The weather is getting warmer here in Buffalo, and my teens decided to forgo wearing their coats to school. My son was actually going to wear flip-flops one day, but I insisted on sneakers. I don’t believe beach shoes are appropriate for school. I know… I’m the worst mom in the world! I don’t believe that, but that’s the impression that I get from my kids.
It amazes me when I get responses like, “But all of my friends get to do it.” They want to be like everyone else. They want to fit in. They believe in the ads that say, “If you want to be beautiful, use this makeup, wear these clothes, and buy this phone.”
Many think that going with the trends, is the only way to live. It’s what’s hip, now, in, rad, cool, and dope. I don’t see the need to follow the trends. I wear sweats most of the time, as opposed to the latest fashions. I prefer my older model cell phone, instead of having the latest gadget. I certainly don’t want to have anything to do with the word “dope.” Honestly, who comes up with this stuff?

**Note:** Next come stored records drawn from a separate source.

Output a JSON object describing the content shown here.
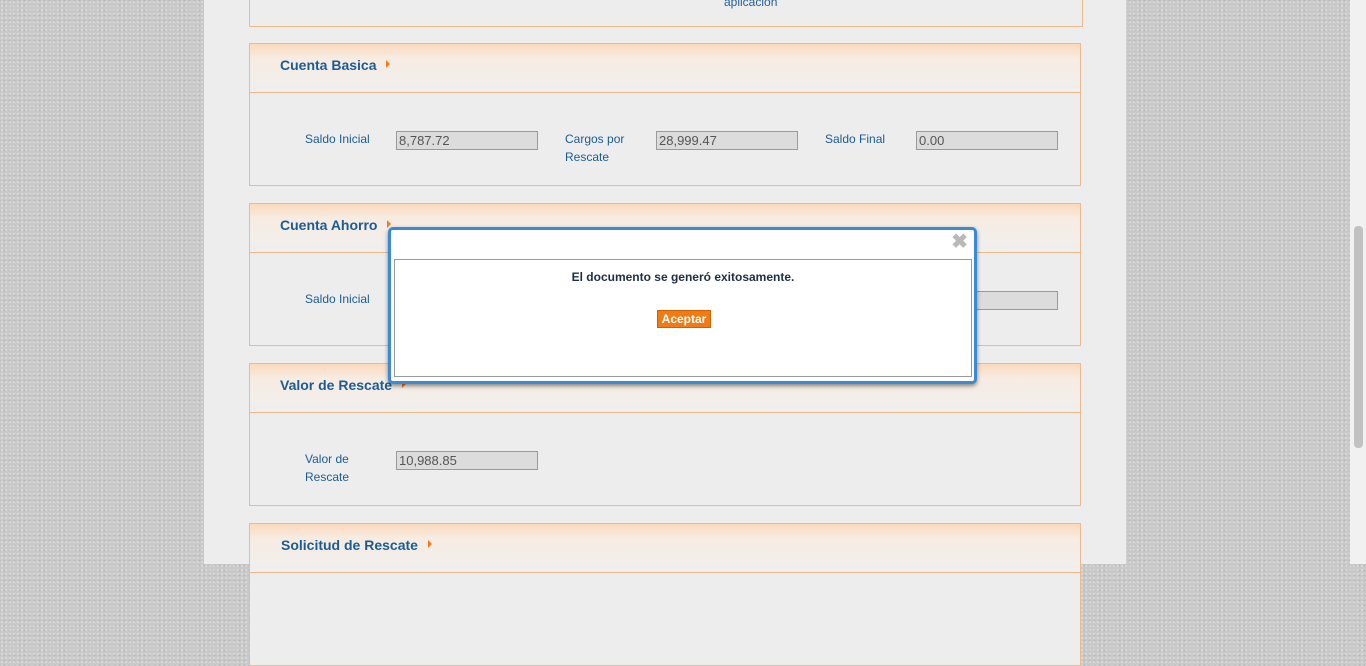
{
  "top_fragment": "aplicación",
  "sections": {
    "cuenta_basica": {
      "title": "Cuenta Basica",
      "saldo_inicial_label": "Saldo Inicial",
      "saldo_inicial_value": "8,787.72",
      "cargos_label": "Cargos por Rescate",
      "cargos_value": "28,999.47",
      "saldo_final_label": "Saldo Final",
      "saldo_final_value": "0.00"
    },
    "cuenta_ahorro": {
      "title": "Cuenta Ahorro",
      "saldo_inicial_label": "Saldo Inicial"
    },
    "valor_rescate": {
      "title": "Valor de Rescate",
      "valor_label": "Valor de Rescate",
      "valor_value": "10,988.85"
    },
    "solicitud_rescate": {
      "title": "Solicitud de Rescate"
    }
  },
  "modal": {
    "message": "El documento se generó exitosamente.",
    "accept_label": "Aceptar",
    "close_glyph": "✖"
  },
  "colors": {
    "accent_blue": "#1a5c94",
    "accent_orange": "#f07b14",
    "section_border": "#f1b98a"
  }
}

We all want to fit in, and be accepted. I’m sure you have heard the phrase, “Birds of a feather flock together.” This fortune reminds me that the flock might not be flying in the direction you want to go. It’s okay to take a different course. Fly, be free!
Some of the greatest accomplishments and discoveries have come from those who refused to follow the flock. Whether it is in science, religion, philosophy or the arts, nonconformists have so often made the difference in human affairs.

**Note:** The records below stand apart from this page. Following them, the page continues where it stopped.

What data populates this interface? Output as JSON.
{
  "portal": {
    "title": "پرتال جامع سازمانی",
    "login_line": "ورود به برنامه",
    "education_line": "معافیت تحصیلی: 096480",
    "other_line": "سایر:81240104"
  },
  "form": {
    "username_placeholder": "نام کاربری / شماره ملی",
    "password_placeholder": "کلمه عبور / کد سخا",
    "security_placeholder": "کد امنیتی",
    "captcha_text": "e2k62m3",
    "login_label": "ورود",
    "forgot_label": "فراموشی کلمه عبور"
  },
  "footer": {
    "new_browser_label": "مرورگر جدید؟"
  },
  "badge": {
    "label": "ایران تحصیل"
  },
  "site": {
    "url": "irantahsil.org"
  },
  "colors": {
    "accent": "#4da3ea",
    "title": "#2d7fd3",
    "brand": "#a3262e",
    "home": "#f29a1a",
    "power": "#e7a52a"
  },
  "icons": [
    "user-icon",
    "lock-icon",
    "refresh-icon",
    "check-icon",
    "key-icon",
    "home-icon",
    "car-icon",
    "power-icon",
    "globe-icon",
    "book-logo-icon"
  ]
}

Galileo Galilei bucked the system and became a scientific revolutionary during the Renaissance. This odd ball supported “crazy” ideas like the Copernican theory, the idea that the sun is the center of the solar system. This challenged the doctrine of others, including the Catholic Church, and they accused him of heresy. We now have evidence, much collected by Galileo and other scientists, which prove this solar-centrist theory. His observations, though confounded at the time, laid the foundation for modern physics and astronomy.
[themify_quote]Nobody realizes that some people expend tremendous energy merely to be normal. – Albert Camus[/themify_quote]
Martin Luther was also declared a heretic, by the Catholic Church, for rejecting several teachings and practices, like the sale of indulgences. He began the Protestant Reformation in the 16th century, and translated the New Testament of the Bible into German. This allowed those, not educated in Latin, to read the Holy Scriptures for themselves.
Wait, a religious man spreading teachings against the old ways, surely this is the only time we have had to deal with this. No, I can think of a couple other nonconformists in religion, Jan Hus, Paul the Apostle, and Jesus. Yup, all went against tradition and the norm. They left the flock to start their own.
The German philosopher, Friedrich Nietzsche, wrote on individuality and morality in contemporary civilization. Maybe not a page-turner by most standards, but it made him stand out of a crowd. Nietzsche radically critiqued reason and rejected object truth in favor of perspectivism, a view that all ideations take place from particular perspectives. I guess you could say he had a different way of looking at things.
[themify_quote]The surest way to corrupt a youth is to instruct him to hold in higher esteem those who think alike than those who think differently. – Friedrich Nietzsche [/themify_quote]
Although the Nazi Party used aspects of his work to justify their actions, he was a major influence on philosophers, like Sigmund Freud and Carl Jung; and writers such as Nobel Prize in Literature laureates, Thomas Mann and Albert Camus.
The artist, Salvador Dali, is best known for The Persistence of Memory, with its melting clocks. He was a bit of an outsider. Many would criticize him for his eccentric nature, but behind the curled mustache and radical behavior was a man that simply wanted to paint what he saw in his dreams. This made him an important representative of the Surrealist movement.
Ludwig van Beethoven was a nonconformist. What, this comes as a shock to you? Cue his Symphony No. 5, Op. 67 (1st movement) – ba-ba-ba-buum. This German composer was a crucial figure in the transition between the Classical and Romantic eras of music.
The classical music of the early 18th century was lighter, and generally sounded more structured and predictable. The music of the Romantic era was more emotional and intense, quickly shifting back and forth from very intense to very calm.
Beethoven went against the mainstream melodic meme, and wrote from his heart. He was like a 19th century Beetles, with slightly less hair and knickers. Think how different our culture would be without the works of Beethoven, many written while he was deaf.
These nonconformists actually ended up being “trend setters,” and people followed their ideals. I say revel in your individuality. Be the leader, not just one in the flock. Stand up and stand out in a crowd. Your one small voice could be great.